RUMSFELD: ... You mentioned there was a tough decision. I don't think it was a tough decision. We've seen a lot of instances where presidents over the years have -- have had to make decisions like that.Exactly so. FDR and Eisenhower deciding to invade Europe on D-Day was a tough decision. Truman deciding to drop the A-bomb was a tough decision. Kennedy in the Cuban Missile Crisis -- arguably a tough decision. Nixon bombing Cambodia -- a tough decision. Reagan deciding to face down the Soviets in the 1980s -- lots of tough decisions.
I think after spending that amount of time, that number of years and that much money -- we increased the special operations forces by about 50 percent. We increased their budget. We increased their equipment. And they develop these skill sets and improve the intelligence capability of our country.
And finally, when all that comes together, to not make that decision, it seemed to me, would just be dumbfounding. I can't imagine any president not making that decision. That's not to say it wasn't a huge accomplishment. It was.
VAN SUSTEREN: But not a -- but in your mind, not a tough decision.
RUMSFELD: No. Not at all.
Heck, George W. Bush first going into Afghanistan weeks after 9/11, and then into Iraq, and then ordering the surge in Iraq when the war looked lost... those were all touch decisions.
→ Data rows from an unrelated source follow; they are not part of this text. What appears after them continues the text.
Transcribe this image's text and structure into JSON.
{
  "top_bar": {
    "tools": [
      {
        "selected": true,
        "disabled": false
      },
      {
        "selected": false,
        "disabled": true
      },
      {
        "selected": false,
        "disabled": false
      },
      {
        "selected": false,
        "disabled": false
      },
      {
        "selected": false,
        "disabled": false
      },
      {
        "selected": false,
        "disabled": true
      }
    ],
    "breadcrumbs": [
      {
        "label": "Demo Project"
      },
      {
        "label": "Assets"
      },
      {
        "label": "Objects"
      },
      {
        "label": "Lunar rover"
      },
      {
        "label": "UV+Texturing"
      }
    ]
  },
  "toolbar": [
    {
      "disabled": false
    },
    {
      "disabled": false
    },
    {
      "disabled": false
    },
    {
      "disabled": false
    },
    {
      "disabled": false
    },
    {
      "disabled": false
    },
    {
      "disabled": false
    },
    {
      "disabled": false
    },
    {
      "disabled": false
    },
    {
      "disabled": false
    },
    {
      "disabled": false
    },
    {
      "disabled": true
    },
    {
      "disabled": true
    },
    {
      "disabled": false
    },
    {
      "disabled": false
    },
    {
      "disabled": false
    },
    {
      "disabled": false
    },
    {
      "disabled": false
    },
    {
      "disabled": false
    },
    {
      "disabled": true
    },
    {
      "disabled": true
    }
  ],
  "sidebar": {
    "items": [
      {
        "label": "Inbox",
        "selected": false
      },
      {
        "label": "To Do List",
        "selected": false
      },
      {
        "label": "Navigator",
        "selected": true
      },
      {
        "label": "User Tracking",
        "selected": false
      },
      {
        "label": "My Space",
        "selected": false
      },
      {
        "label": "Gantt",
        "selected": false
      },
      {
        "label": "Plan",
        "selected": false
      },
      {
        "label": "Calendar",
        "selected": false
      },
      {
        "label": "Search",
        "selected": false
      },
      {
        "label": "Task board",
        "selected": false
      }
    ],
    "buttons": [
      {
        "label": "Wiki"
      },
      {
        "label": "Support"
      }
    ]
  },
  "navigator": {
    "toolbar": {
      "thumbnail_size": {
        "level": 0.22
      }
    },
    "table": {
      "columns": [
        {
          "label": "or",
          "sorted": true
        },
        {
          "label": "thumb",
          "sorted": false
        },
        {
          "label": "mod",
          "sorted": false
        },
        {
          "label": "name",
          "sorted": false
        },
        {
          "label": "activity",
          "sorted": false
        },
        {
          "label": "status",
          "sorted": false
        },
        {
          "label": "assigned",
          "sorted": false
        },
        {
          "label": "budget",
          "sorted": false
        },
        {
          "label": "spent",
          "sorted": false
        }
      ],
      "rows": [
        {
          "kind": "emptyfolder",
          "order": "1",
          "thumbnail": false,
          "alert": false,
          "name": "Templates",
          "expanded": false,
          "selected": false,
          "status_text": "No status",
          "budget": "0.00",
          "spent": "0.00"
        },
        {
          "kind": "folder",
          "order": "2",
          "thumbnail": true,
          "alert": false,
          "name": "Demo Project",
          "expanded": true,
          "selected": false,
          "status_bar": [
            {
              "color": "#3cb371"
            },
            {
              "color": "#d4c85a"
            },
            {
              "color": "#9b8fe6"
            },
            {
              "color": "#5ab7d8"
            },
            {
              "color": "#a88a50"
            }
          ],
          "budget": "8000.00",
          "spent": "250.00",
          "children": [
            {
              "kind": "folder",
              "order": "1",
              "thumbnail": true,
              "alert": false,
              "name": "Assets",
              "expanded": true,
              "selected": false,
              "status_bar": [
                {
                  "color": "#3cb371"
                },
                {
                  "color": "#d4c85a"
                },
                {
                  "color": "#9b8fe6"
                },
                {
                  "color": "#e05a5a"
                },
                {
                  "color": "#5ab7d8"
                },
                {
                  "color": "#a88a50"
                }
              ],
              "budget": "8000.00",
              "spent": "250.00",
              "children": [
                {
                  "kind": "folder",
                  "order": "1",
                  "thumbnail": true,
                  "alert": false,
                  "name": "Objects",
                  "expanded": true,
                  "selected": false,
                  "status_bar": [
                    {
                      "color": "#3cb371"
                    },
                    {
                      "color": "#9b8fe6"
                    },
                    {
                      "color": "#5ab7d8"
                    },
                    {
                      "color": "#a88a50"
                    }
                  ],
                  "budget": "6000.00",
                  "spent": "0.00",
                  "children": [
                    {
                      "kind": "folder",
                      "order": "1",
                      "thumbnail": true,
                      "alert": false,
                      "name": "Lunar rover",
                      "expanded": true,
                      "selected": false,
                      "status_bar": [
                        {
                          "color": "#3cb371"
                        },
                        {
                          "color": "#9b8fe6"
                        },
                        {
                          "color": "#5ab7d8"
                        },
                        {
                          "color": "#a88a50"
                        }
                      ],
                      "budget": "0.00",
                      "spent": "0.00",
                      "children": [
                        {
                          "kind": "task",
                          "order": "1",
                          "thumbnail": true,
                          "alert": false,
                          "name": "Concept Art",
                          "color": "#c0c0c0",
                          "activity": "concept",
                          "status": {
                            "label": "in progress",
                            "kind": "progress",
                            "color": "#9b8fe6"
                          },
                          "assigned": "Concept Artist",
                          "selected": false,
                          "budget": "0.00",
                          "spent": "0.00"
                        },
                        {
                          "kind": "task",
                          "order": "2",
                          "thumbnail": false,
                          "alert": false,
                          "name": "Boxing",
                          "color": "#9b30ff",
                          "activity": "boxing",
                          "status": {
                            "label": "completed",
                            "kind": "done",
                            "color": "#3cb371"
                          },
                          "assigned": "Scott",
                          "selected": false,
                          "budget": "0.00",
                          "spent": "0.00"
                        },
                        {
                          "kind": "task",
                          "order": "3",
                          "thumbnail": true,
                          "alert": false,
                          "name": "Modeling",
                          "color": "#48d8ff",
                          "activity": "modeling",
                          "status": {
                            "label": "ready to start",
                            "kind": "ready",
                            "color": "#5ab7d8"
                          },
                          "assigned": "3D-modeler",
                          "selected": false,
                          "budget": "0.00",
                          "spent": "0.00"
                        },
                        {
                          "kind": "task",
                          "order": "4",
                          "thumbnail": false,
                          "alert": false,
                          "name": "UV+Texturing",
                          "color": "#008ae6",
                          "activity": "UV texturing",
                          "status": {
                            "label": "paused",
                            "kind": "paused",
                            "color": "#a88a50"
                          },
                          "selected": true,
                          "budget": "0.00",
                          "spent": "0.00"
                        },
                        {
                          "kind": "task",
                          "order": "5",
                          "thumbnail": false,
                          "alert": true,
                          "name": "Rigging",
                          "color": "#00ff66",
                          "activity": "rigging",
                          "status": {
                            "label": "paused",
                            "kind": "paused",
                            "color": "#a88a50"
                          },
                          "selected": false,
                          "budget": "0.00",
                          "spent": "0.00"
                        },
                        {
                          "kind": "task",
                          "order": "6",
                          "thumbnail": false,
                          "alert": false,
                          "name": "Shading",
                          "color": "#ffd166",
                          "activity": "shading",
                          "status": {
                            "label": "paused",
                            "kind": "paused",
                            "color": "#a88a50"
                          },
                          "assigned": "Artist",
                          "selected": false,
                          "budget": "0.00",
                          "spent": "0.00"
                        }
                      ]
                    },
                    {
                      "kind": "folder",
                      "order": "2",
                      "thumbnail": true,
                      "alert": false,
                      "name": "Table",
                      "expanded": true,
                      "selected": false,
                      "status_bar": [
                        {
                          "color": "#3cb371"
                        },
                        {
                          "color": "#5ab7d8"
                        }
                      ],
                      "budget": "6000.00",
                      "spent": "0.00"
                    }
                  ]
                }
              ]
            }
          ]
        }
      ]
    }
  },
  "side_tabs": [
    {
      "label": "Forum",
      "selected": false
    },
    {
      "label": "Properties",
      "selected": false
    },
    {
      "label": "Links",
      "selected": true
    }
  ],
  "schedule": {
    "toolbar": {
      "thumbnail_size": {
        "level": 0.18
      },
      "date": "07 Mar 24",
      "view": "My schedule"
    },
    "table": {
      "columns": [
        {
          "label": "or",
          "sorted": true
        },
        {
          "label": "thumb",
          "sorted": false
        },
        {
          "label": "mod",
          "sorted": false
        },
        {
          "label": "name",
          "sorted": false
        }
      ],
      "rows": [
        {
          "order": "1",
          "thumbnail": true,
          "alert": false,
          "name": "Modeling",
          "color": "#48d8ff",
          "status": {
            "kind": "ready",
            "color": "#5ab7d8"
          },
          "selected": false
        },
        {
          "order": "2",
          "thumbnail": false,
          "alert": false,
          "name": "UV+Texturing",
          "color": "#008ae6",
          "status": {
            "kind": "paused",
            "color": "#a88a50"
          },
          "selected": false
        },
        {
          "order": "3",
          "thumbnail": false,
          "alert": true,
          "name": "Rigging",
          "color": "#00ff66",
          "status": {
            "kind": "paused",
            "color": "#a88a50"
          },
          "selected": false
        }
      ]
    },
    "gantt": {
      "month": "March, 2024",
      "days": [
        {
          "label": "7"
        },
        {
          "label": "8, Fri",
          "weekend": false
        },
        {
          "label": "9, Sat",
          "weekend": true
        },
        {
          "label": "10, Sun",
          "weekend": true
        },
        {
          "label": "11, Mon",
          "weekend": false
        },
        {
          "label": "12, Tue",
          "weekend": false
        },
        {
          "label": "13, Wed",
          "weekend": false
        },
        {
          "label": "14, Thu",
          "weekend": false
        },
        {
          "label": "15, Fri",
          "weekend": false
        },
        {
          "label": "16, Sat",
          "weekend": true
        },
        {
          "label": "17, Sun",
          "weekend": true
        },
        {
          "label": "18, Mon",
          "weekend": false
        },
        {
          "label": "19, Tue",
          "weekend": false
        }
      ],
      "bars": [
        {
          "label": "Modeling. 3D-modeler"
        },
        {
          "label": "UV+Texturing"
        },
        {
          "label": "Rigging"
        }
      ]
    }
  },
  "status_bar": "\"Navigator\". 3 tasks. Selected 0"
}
A tough decision is one where horrible consequences for the nation ensue if you get it wrong (the Cuban Missile Crisis). A tough decision is one you take when the politically expedient thing is to do nothing (the surge in Iraq).
Giving the order to go after bin Laden just wasn't that tough. Know how I know it wasn't that tough? Because almost anyone who isn't an American-hating pacifist would have done the same thing.